Republican U.S. presidential candidate Donald Trump walks behind former Republican presidential candidate Ben Carson after receiving Carson's endorsement at a campaign event in Palm Beach, Fl., March 11, 2016. 
Photo by Carlo Allegri/Reuters

Voters in urban areas discover what they ‘have to lose’ under Trump

Updated
Secretary of Housing and Urban Development Ben Carson was in Detroit yesterday, visiting one of the cabinet agency’s field offices, and visiting a local restaurant funded by the Motor City Match program, which as CNBC reported, “pairs businesses in Detroit with available real estate options” and “helps businesses locate and thrive in Detroit by providing competitive grants, loans and counseling to building owners and business owners.”

Carson pointed to the program as “a wonderful example of community revitalization at work.”

And while that may be true, Motor City Match receives federal funding through HUD’s Community Development Block Grant program. As CNBC’s report added, under Donald Trump’s budget, the Community Development Block Grant program would be eliminated entirely.

In other words, this “wonderful example of community revitalization at work” probably would not exist if Carson’s boss has his way.

NBC News’ Jane C. Timm did a great job yesterday noting just how far the Trump White House intends to go targeting programs like these intended to benefit urban communities.
Released Thursday, the budget calls for $6.2 billion of cuts to the nation’s Housing and Urban Development agency, putting the already strapped federal housing authority under even bigger strain. […]

To slash an additional 1.1 billion from the HUD budget, Trump’s proposal eliminates the HOME Investment Partnerships Program, the Choice Neighborhoods program, and the Self-help Homeownership Opportunity program, SHOP. The administration calls these “lower priority programs.”
Mary Cunningham, co-director of the Urban Institute’s Metropolitan Housing and Communities Center, told NBC News, “The impact of this budget is there’s going to be more people who are homeless, who are living in substandard housing, or struggling to pay rent. This budget does not outline a plan to fix the inner cities – it does the opposite. It cuts money that cities rely on.”

On the campaign trail, the Republican candidate routinely told largely white audiences, “Look at how much African-American communities are suffering from Democratic control. To those I say the following: what do you have to lose by trying something new like Trump? What do you have to lose?”

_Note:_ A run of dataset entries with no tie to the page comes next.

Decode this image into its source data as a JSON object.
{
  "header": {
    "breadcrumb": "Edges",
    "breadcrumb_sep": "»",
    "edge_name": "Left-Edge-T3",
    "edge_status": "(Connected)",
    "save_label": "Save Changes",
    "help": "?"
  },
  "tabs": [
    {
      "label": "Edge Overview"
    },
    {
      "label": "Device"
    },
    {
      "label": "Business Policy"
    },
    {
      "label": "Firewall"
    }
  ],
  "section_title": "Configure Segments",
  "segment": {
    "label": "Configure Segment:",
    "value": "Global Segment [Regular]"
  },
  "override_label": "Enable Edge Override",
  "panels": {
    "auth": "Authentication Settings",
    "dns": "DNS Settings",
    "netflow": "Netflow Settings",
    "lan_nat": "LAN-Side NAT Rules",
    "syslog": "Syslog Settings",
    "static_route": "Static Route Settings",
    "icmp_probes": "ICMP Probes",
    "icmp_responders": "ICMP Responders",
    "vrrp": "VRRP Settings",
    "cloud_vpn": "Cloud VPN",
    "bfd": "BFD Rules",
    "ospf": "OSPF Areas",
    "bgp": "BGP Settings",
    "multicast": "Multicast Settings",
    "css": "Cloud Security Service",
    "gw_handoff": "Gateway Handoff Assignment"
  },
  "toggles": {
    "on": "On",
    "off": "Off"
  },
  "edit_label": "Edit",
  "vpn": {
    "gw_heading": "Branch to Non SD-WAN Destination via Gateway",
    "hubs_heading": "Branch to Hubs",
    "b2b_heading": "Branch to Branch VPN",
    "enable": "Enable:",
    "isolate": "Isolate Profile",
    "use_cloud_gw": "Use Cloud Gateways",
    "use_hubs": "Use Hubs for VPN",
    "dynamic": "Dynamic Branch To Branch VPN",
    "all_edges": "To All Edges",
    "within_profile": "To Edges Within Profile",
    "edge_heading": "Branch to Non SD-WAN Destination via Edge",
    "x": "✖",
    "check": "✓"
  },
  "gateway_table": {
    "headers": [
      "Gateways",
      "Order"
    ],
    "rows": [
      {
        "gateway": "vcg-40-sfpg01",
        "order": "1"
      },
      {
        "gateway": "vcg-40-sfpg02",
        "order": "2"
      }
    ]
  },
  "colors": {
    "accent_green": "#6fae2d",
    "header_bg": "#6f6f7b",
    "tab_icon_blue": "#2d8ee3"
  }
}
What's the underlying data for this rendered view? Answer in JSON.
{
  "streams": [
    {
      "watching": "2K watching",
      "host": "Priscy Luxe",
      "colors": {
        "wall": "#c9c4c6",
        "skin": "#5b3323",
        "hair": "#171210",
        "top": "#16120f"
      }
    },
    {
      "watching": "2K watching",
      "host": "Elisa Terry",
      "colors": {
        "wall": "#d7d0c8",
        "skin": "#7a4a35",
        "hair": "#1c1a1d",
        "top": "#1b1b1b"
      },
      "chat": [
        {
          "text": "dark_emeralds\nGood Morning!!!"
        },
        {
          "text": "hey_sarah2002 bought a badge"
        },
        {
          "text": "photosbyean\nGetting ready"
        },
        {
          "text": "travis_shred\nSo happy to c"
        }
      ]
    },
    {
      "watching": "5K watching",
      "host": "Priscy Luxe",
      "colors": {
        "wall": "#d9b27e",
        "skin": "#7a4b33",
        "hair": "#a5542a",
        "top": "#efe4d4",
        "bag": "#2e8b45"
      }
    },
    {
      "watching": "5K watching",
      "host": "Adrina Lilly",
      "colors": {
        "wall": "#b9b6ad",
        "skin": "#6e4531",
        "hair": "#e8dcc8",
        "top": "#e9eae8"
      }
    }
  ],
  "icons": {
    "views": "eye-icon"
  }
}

Evidently, African Americans in struggling urban areas have quite a bit to lose.

Ben Carson, Donald Trump and Housing

Voters in urban areas discover what they 'have to lose' under Trump

Updated